***** Data for analysis *****

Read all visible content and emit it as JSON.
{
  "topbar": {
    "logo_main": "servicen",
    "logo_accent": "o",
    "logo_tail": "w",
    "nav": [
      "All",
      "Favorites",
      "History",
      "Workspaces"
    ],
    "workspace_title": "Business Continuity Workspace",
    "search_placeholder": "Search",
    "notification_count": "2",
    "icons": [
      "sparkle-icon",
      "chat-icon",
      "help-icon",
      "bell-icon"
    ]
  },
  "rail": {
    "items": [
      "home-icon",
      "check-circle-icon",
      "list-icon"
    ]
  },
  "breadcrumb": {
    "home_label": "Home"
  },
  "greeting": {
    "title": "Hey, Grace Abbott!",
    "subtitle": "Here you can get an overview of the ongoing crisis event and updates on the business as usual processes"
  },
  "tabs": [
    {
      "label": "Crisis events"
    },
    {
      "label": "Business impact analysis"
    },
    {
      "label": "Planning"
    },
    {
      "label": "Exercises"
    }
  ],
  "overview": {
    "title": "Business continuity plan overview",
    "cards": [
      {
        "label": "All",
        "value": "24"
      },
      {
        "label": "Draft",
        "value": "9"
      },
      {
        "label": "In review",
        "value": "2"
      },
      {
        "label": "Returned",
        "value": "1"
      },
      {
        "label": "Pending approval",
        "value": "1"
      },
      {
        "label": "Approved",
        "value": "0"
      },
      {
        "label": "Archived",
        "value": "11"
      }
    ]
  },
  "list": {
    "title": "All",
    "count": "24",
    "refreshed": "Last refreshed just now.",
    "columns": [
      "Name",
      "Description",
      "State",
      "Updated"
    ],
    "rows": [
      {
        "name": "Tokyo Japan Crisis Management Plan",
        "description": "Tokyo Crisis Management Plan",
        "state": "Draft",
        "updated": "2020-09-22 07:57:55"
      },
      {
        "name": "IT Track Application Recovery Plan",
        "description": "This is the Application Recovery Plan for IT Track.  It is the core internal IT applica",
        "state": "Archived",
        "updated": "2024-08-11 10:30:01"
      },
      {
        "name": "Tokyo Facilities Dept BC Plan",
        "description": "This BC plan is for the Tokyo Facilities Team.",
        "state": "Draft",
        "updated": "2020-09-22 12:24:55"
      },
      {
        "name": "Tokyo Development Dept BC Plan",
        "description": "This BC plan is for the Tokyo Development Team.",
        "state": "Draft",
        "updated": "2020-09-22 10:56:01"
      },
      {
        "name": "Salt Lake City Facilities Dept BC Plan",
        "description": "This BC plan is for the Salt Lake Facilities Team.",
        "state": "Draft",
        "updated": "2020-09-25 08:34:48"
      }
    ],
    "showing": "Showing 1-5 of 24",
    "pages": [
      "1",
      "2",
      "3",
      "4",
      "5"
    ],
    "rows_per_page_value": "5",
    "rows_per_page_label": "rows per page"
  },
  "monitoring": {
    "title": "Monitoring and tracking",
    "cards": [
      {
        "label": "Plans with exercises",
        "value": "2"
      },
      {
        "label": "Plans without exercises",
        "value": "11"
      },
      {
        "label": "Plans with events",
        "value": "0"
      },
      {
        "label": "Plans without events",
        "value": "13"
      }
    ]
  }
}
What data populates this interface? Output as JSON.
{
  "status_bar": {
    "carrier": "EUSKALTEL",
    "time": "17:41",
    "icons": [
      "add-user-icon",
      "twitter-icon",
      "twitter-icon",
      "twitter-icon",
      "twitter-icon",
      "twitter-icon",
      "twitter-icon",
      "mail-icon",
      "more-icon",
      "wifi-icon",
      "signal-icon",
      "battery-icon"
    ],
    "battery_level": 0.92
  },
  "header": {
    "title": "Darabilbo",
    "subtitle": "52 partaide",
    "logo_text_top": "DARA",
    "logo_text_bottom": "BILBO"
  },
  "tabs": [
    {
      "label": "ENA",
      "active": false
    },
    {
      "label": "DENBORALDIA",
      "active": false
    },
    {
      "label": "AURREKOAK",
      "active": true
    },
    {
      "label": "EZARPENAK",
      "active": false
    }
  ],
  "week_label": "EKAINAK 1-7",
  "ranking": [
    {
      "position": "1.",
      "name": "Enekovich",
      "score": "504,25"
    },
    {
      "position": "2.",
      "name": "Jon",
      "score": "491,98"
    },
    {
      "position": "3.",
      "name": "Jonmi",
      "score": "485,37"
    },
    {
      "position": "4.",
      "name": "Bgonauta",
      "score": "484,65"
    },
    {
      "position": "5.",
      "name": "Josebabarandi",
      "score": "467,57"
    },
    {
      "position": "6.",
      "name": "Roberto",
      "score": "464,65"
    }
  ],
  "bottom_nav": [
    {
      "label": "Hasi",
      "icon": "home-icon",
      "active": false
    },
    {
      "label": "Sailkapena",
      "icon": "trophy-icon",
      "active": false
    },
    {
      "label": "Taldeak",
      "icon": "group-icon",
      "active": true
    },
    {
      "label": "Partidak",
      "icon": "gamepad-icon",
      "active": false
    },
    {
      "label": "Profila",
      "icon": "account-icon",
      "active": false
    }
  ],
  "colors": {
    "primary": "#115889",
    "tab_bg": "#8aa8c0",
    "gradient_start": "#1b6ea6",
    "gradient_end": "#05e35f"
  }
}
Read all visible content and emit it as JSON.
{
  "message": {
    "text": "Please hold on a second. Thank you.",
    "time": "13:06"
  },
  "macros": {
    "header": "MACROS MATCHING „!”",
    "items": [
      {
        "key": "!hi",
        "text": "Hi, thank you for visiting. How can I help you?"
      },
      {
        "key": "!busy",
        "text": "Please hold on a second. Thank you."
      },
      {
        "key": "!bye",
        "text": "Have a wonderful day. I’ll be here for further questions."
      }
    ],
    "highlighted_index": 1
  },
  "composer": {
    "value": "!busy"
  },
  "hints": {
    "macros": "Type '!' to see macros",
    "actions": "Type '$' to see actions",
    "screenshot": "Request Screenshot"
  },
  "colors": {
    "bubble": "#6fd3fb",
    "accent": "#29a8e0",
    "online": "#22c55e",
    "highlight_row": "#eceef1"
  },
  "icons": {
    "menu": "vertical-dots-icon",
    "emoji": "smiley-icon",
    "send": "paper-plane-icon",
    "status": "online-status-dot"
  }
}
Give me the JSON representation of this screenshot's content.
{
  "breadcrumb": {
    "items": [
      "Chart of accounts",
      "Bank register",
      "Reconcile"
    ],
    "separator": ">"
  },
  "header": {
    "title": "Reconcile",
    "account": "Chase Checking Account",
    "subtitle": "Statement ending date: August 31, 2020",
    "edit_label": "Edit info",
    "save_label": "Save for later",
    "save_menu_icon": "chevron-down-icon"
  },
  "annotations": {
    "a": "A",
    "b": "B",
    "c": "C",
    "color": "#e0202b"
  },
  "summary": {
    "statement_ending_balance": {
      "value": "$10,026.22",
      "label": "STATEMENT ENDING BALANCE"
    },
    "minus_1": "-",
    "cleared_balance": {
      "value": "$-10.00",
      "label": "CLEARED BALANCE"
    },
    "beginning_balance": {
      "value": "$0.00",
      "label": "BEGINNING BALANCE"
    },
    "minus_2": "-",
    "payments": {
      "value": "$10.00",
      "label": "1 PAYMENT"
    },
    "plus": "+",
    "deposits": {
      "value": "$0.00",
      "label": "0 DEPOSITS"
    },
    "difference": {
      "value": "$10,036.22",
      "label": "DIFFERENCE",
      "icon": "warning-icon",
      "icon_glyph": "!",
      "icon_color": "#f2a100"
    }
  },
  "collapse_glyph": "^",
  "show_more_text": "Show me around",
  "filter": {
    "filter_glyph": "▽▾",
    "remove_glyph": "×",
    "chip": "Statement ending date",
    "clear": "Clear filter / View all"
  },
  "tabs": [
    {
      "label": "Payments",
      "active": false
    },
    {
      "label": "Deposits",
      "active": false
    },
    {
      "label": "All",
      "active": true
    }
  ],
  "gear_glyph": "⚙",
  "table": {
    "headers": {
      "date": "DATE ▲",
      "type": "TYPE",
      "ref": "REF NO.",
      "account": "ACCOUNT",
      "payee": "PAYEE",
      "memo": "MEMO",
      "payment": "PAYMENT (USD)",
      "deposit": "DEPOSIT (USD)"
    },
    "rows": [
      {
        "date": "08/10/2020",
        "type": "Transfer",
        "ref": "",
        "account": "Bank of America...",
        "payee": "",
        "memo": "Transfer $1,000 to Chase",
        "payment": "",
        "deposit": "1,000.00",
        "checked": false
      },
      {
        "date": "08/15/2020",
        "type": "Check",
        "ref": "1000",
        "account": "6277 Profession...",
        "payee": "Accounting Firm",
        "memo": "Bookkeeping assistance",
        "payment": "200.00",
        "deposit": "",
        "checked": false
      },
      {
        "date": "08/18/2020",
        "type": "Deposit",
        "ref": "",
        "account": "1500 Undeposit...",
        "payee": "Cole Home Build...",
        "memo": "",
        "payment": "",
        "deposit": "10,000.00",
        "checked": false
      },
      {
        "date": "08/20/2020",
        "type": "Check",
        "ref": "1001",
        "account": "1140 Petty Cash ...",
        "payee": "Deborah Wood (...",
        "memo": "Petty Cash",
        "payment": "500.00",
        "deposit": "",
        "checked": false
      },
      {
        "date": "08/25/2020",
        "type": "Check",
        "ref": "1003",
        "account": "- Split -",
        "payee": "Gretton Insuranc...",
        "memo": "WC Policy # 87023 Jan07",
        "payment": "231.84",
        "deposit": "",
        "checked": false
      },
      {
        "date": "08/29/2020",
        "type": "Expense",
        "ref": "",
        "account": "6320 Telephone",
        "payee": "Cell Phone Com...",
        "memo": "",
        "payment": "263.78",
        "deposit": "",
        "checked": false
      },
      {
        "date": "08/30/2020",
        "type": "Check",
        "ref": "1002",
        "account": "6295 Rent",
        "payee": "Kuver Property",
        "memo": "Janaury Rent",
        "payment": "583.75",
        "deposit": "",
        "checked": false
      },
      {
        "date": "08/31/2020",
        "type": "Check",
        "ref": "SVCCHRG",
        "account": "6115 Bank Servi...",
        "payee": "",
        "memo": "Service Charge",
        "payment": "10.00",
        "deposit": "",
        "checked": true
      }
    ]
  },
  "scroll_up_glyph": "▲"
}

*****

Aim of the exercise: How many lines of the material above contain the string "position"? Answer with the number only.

Response: 6